About this task ▸ The required result is a copy of each line below in which "title" appears.

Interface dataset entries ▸

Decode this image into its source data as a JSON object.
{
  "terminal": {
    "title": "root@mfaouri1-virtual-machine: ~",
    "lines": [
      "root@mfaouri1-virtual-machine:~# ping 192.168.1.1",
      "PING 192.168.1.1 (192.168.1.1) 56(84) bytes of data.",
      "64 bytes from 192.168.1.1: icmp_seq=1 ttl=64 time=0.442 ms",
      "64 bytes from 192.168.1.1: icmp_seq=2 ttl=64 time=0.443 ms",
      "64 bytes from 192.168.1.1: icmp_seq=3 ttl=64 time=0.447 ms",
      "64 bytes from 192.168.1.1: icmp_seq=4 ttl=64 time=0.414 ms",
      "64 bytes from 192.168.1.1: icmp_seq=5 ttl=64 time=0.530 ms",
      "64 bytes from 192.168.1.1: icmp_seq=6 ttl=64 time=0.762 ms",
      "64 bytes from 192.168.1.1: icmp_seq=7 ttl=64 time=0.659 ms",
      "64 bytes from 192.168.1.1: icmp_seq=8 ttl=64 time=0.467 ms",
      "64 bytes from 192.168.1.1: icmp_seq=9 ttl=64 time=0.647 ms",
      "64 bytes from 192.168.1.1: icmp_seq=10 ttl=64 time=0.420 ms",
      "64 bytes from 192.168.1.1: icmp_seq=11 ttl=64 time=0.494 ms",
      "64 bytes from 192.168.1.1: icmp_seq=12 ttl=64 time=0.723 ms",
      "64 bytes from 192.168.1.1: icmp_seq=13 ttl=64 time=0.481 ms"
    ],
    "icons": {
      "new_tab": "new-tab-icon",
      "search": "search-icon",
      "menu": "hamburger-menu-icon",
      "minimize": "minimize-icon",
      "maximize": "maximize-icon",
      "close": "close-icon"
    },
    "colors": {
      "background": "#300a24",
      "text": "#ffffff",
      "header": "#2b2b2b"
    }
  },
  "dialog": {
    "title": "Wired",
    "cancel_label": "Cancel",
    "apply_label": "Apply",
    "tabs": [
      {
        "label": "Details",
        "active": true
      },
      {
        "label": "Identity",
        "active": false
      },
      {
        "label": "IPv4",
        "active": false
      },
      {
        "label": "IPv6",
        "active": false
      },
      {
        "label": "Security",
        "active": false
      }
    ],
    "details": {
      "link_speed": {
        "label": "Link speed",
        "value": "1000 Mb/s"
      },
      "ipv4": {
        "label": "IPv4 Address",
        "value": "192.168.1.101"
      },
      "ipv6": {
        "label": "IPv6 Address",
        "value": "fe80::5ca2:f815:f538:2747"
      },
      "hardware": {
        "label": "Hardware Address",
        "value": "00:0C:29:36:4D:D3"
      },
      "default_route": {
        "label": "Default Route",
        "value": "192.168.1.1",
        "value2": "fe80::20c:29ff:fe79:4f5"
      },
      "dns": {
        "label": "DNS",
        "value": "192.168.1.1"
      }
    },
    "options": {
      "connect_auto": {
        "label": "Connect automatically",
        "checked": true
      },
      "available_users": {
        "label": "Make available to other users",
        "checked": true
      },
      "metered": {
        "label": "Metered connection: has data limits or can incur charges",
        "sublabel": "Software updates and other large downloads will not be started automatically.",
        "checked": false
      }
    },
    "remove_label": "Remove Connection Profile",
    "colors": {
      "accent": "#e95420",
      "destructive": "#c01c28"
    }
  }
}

Exercise output ▸
    "title": "root@mfaouri1-virtual-machine: ~",
    "title": "Wired",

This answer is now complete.